Data –
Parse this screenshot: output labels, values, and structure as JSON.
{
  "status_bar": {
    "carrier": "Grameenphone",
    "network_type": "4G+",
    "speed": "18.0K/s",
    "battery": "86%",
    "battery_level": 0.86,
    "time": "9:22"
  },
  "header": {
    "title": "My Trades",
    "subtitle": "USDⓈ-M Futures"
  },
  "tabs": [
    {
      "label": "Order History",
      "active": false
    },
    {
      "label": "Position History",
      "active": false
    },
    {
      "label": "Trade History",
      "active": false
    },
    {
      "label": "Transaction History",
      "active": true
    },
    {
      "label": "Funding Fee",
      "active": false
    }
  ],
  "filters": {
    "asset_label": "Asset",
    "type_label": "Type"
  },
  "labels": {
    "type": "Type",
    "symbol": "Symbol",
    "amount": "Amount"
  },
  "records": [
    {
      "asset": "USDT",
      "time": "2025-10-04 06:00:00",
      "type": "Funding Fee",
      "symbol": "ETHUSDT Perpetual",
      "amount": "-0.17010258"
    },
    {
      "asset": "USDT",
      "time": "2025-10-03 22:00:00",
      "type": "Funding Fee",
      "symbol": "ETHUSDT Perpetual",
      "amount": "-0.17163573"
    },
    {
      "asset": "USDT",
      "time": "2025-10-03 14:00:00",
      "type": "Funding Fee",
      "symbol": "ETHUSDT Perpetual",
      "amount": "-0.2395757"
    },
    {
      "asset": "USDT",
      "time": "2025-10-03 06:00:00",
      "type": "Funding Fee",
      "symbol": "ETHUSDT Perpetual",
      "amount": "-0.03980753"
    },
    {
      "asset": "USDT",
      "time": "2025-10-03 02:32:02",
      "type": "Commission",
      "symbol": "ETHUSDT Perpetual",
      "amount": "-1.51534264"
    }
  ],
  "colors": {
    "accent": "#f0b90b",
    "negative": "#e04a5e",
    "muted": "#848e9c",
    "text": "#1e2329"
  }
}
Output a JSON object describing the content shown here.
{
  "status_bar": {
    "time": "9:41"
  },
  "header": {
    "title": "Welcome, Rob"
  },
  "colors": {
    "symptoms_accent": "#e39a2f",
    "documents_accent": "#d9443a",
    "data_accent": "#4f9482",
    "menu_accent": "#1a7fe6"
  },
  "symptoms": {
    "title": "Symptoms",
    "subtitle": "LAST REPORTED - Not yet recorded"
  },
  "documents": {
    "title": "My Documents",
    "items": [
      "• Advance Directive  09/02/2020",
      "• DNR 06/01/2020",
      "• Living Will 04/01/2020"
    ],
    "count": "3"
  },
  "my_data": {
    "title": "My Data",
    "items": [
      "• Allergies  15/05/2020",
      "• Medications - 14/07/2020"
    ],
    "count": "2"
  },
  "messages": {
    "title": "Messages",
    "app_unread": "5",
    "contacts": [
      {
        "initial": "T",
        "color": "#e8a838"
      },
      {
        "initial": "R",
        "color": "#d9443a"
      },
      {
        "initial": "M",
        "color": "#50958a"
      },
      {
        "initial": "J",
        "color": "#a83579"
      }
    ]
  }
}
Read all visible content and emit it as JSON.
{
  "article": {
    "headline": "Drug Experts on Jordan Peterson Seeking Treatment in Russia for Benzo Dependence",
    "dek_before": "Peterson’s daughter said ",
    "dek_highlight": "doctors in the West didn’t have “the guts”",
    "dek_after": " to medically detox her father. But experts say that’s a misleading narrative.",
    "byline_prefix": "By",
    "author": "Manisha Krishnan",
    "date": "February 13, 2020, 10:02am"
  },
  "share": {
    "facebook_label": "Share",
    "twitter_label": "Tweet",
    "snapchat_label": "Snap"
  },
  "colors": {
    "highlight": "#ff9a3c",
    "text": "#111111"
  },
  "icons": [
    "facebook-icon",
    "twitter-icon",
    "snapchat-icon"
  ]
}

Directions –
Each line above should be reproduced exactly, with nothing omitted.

Response for this exercise –
Parse this screenshot: output labels, values, and structure as JSON.
{
  "status_bar": {
    "carrier": "Grameenphone",
    "network_type": "4G+",
    "speed": "18.0K/s",
    "battery": "86%",
    "battery_level": 0.86,
    "time": "9:22"
  },
  "header": {
    "title": "My Trades",
    "subtitle": "USDⓈ-M Futures"
  },
  "tabs": [
    {
      "label": "Order History",
      "active": false
    },
    {
      "label": "Position History",
      "active": false
    },
    {
      "label": "Trade History",
      "active": false
    },
    {
      "label": "Transaction History",
      "active": true
    },
    {
      "label": "Funding Fee",
      "active": false
    }
  ],
  "filters": {
    "asset_label": "Asset",
    "type_label": "Type"
  },
  "labels": {
    "type": "Type",
    "symbol": "Symbol",
    "amount": "Amount"
  },
  "records": [
    {
      "asset": "USDT",
      "time": "2025-10-04 06:00:00",
      "type": "Funding Fee",
      "symbol": "ETHUSDT Perpetual",
      "amount": "-0.17010258"
    },
    {
      "asset": "USDT",
      "time": "2025-10-03 22:00:00",
      "type": "Funding Fee",
      "symbol": "ETHUSDT Perpetual",
      "amount": "-0.17163573"
    },
    {
      "asset": "USDT",
      "time": "2025-10-03 14:00:00",
      "type": "Funding Fee",
      "symbol": "ETHUSDT Perpetual",
      "amount": "-0.2395757"
    },
    {
      "asset": "USDT",
      "time": "2025-10-03 06:00:00",
      "type": "Funding Fee",
      "symbol": "ETHUSDT Perpetual",
      "amount": "-0.03980753"
    },
    {
      "asset": "USDT",
      "time": "2025-10-03 02:32:02",
      "type": "Commission",
      "symbol": "ETHUSDT Perpetual",
      "amount": "-1.51534264"
    }
  ],
  "colors": {
    "accent": "#f0b90b",
    "negative": "#e04a5e",
    "muted": "#848e9c",
    "text": "#1e2329"
  }
}
Output a JSON object describing the content shown here.
{
  "status_bar": {
    "time": "9:41"
  },
  "header": {
    "title": "Welcome, Rob"
  },
  "colors": {
    "symptoms_accent": "#e39a2f",
    "documents_accent": "#d9443a",
    "data_accent": "#4f9482",
    "menu_accent": "#1a7fe6"
  },
  "symptoms": {
    "title": "Symptoms",
    "subtitle": "LAST REPORTED - Not yet recorded"
  },
  "documents": {
    "title": "My Documents",
    "items": [
      "• Advance Directive  09/02/2020",
      "• DNR 06/01/2020",
      "• Living Will 04/01/2020"
    ],
    "count": "3"
  },
  "my_data": {
    "title": "My Data",
    "items": [
      "• Allergies  15/05/2020",
      "• Medications - 14/07/2020"
    ],
    "count": "2"
  },
  "messages": {
    "title": "Messages",
    "app_unread": "5",
    "contacts": [
      {
        "initial": "T",
        "color": "#e8a838"
      },
      {
        "initial": "R",
        "color": "#d9443a"
      },
      {
        "initial": "M",
        "color": "#50958a"
      },
      {
        "initial": "J",
        "color": "#a83579"
      }
    ]
  }
}
Read all visible content and emit it as JSON.
{
  "article": {
    "headline": "Drug Experts on Jordan Peterson Seeking Treatment in Russia for Benzo Dependence",
    "dek_before": "Peterson’s daughter said ",
    "dek_highlight": "doctors in the West didn’t have “the guts”",
    "dek_after": " to medically detox her father. But experts say that’s a misleading narrative.",
    "byline_prefix": "By",
    "author": "Manisha Krishnan",
    "date": "February 13, 2020, 10:02am"
  },
  "share": {
    "facebook_label": "Share",
    "twitter_label": "Tweet",
    "snapchat_label": "Snap"
  },
  "colors": {
    "highlight": "#ff9a3c",
    "text": "#111111"
  },
  "icons": [
    "facebook-icon",
    "twitter-icon",
    "snapchat-icon"
  ]
}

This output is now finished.